What to Do If You’re Not Sure It’s a Bone Spur in The Heel.
Planters fasciitis is commonly confused with a bone spur in the heel, here’s why. There’s a lot of different symptoms associated with foot pain. The injured tissue can also tingle like several hot needles penetrating the damaged area. I know that sensation all too well… A burning tingling feeling is usually associated with inflammation. Inflammation is common in most injuries. It’s a good idea to see your doctor as soon as you realize this isn’t “normal” foot pain. I had severely injured both of my feet, at the same time, and had grown spurs from the injuries. I also found out I had planters fasciitis and the tight planter fascia tendon was making the pain in the spurs worse. My sports medicine doctor ran a blood test and ordered x-rays to rule out a deficiency, hepatitis and or gout. It’s a good idea to get x-rays and blood work done, it’ll give your doctor more tools for proper diagnosis. In the meantime you can get instant relief with the frozen water bottle and proper shoe inserts. BUT there’s more…
A Bone Spur In The Heel Usually Doesn’t Act Up Until Either Your Heel Fat Pad Flattens Or You Have Planters Fasciitis.

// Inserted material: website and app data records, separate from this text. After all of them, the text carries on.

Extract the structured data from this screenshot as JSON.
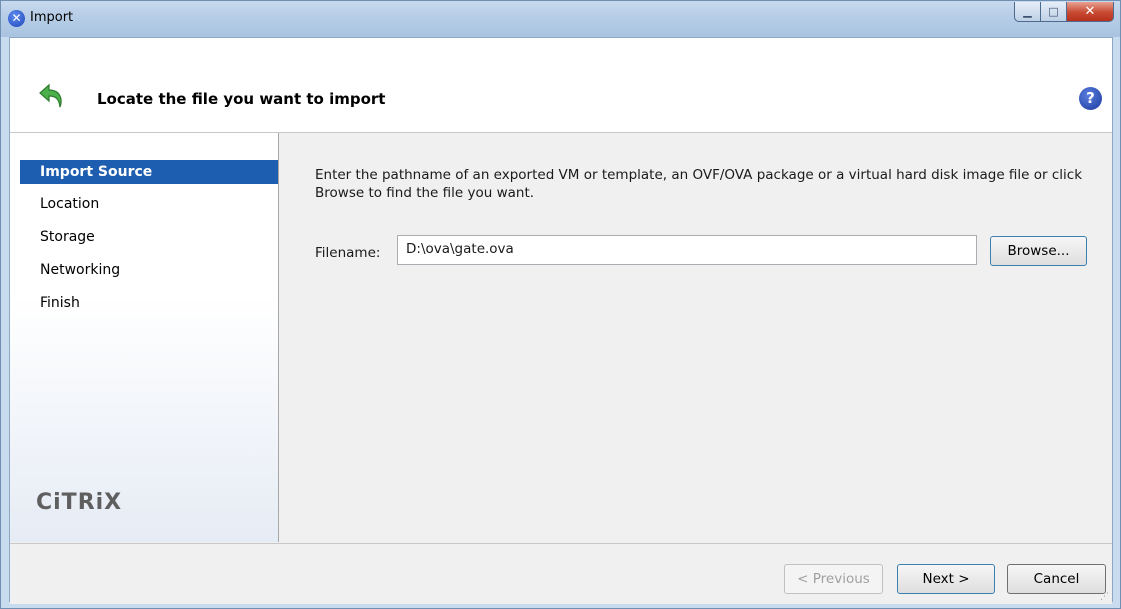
{
  "window": {
    "title": "Import"
  },
  "header": {
    "title": "Locate the file you want to import",
    "help": "?"
  },
  "sidebar": {
    "items": [
      {
        "label": "Import Source",
        "active": true
      },
      {
        "label": "Location",
        "active": false
      },
      {
        "label": "Storage",
        "active": false
      },
      {
        "label": "Networking",
        "active": false
      },
      {
        "label": "Finish",
        "active": false
      }
    ],
    "logo_text": "CiTRiX"
  },
  "main": {
    "description": "Enter the pathname of an exported VM or template, an OVF/OVA package or a virtual hard disk image file or click Browse to find the file you want.",
    "filename_label": "Filename:",
    "filename_value": "D:\\ova\\gate.ova",
    "browse_label": "Browse..."
  },
  "footer": {
    "previous_label": "< Previous",
    "next_label": "Next >",
    "cancel_label": "Cancel"
  },
  "colors": {
    "accent": "#1e5eb0",
    "title_bar": "#b6cde6",
    "close_button": "#c74a33"
  },
  "icons": {
    "app": "xenserver-icon",
    "header": "back-arrow-icon",
    "help": "help-icon"
  }
}
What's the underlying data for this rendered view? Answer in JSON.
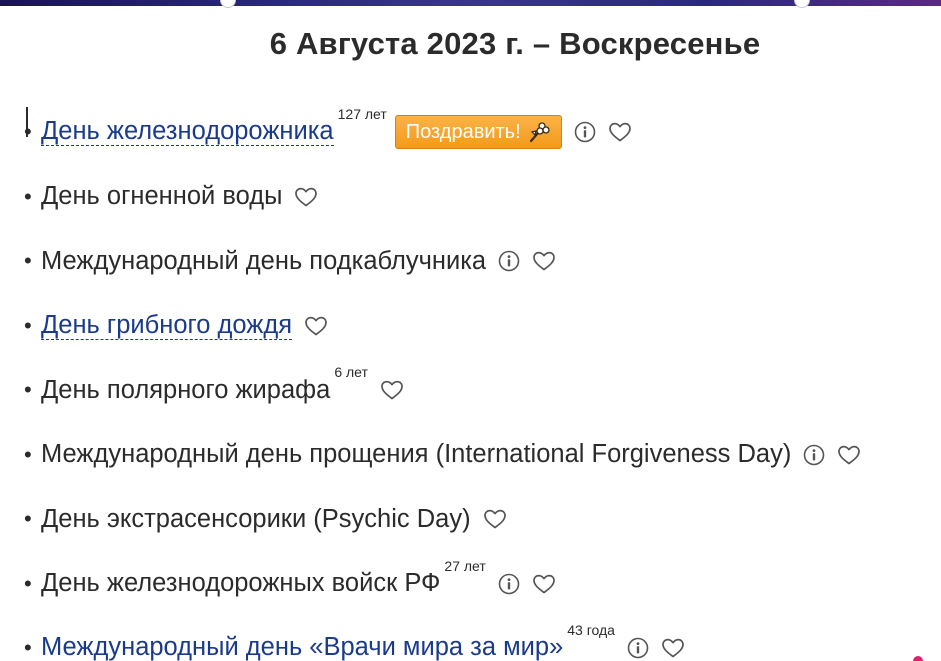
{
  "header": {
    "title": "6 Августа 2023 г. – Воскресенье"
  },
  "holidays": [
    {
      "bullet": "•",
      "name": "День железнодорожника",
      "link": true,
      "sup": "127 лет",
      "congrats": "Поздравить!",
      "info": true
    },
    {
      "bullet": "•",
      "name": "День огненной воды",
      "link": false,
      "sup": "",
      "congrats": "",
      "info": false
    },
    {
      "bullet": "•",
      "name": "Международный день подкаблучника",
      "link": false,
      "sup": "",
      "congrats": "",
      "info": true
    },
    {
      "bullet": "•",
      "name": "День грибного дождя",
      "link": true,
      "sup": "",
      "congrats": "",
      "info": false
    },
    {
      "bullet": "•",
      "name": "День полярного жирафа",
      "link": false,
      "sup": "6 лет",
      "congrats": "",
      "info": false
    },
    {
      "bullet": "•",
      "name": "Международный день прощения (International Forgiveness Day)",
      "link": false,
      "sup": "",
      "congrats": "",
      "info": true
    },
    {
      "bullet": "•",
      "name": "День экстрасенсорики (Psychic Day)",
      "link": false,
      "sup": "",
      "congrats": "",
      "info": false
    },
    {
      "bullet": "•",
      "name": "День железнодорожных войск РФ",
      "link": false,
      "sup": "27 лет",
      "congrats": "",
      "info": true
    },
    {
      "bullet": "•",
      "name": "Международный день «Врачи мира за мир»",
      "link": true,
      "sup": "43 года",
      "congrats": "",
      "info": true
    }
  ],
  "icons": {
    "info": "info-icon",
    "heart": "heart-outline-icon",
    "bouquet": "bouquet-icon"
  },
  "colors": {
    "text": "#2b2b2b",
    "link": "#1a3a8c",
    "button": "#f39a1a",
    "icon": "#555555"
  }
}
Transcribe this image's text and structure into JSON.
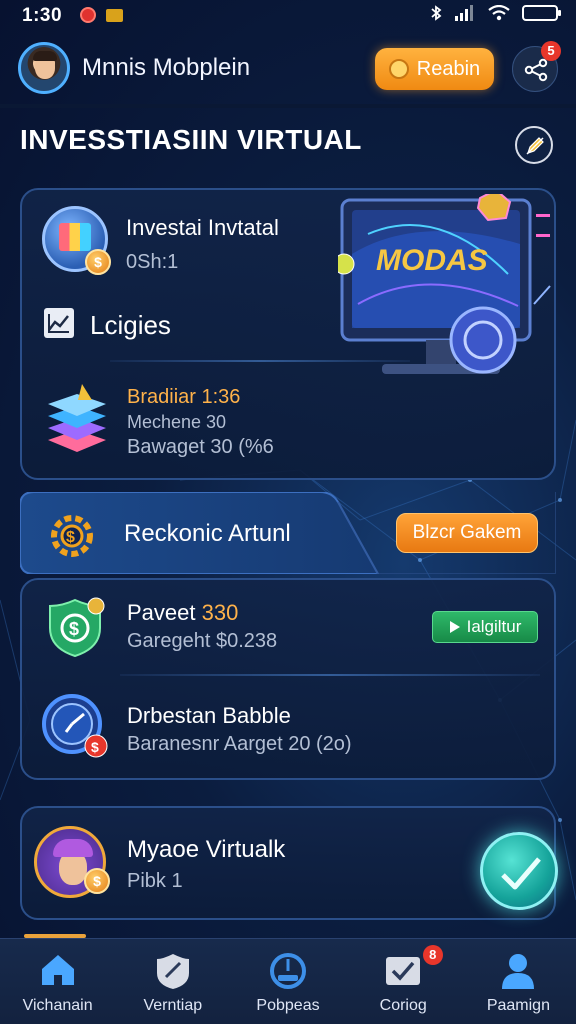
{
  "status_bar": {
    "time": "1:30"
  },
  "header": {
    "user_name": "Mnnis Mobplein",
    "reward_button": "Reabin",
    "share_badge": "5"
  },
  "section": {
    "title": "INVESSTIASIIN VIRTUAL"
  },
  "investment_card": {
    "title": "Investai Invtatal",
    "subtitle": "0Sh:1",
    "monitor_label": "MODAS",
    "logistics_label": "Lcigies",
    "item": {
      "title": "Bradiiar 1:36",
      "line1": "Mechene 30",
      "line2": "Bawaget 30 (%6"
    }
  },
  "banner": {
    "title": "Reckonic Artunl",
    "claim_button": "Blzcr Gakem"
  },
  "payment_card": {
    "item1": {
      "title_prefix": "Paveet ",
      "title_value": "330",
      "subtitle": "Garegeht $0.238",
      "action_button": "Ialgiltur"
    },
    "item2": {
      "title": "Drbestan Babble",
      "subtitle": "Baranesnr Aarget 20 (2o)"
    }
  },
  "profile_card": {
    "title": "Myaoe Virtualk",
    "subtitle": "Pibk 1"
  },
  "bottom_nav": {
    "items": [
      {
        "label": "Vichanain",
        "icon": "home-icon"
      },
      {
        "label": "Verntiap",
        "icon": "shield-icon"
      },
      {
        "label": "Pobpeas",
        "icon": "speedometer-icon"
      },
      {
        "label": "Coriog",
        "icon": "inbox-icon",
        "badge": "8"
      },
      {
        "label": "Paamign",
        "icon": "person-icon"
      }
    ]
  },
  "colors": {
    "background": "#0b1d3f",
    "accent_orange": "#f08a12",
    "accent_green": "#2fb96a",
    "accent_teal": "#15a39a",
    "card_border": "#2b4f8a"
  }
}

Unfortunately I had both bone spurs and planters faciitis. Thankfully the frozen water bottle worked great for instant relief with a speedy recovery. I can’t stress enough to be gentle and take your time at first. You should always consult your doctor too, but if you want instant relief the frozen water bottle actually works immediately and starts letting you heal. I actually found this tip in a Men’s Health forum and put it to immediate use. If you’ve had this affliction you’ll know exactly what I mean. You’ll try just about anything to get the pain to stop. Just slowly and softly rock the bottle back and forth. Be gentle, slowly change the angle with your ankle, and things will start to feel a bit better each day. It’s really important to cushion and stretch out the injured heel too. You should stretch out the planter fascia tendon so it doesn’t put pressure on the bone spur in the heel.
There are proven safe ways to get quick pain relief from a bone spur in the heel.
I hope you found this before you’ve spent a lot on therapy balls or feet rollers. Imagine going from clomping around like a grumpy Frankenstein and wincing with each step to getting back to wearing normal shoes. It does take time though, but you can make each day better. There’s also a lot of things that you can find to help excel the process too, but the simple water bottle tip is a gem. I had to waste about $500 worth of trial and error to find things that actually did what they claimed… go figure. If you liked this article and want to find quick effective relief from a bone spur in the heel click on this Heel That Pain: Customer Review.
I know all too well how the pain in your feet can make doing routine everyday things so painful. I made this site to make finding instant relief easy.
I hope you find it and get back on your feet quickly.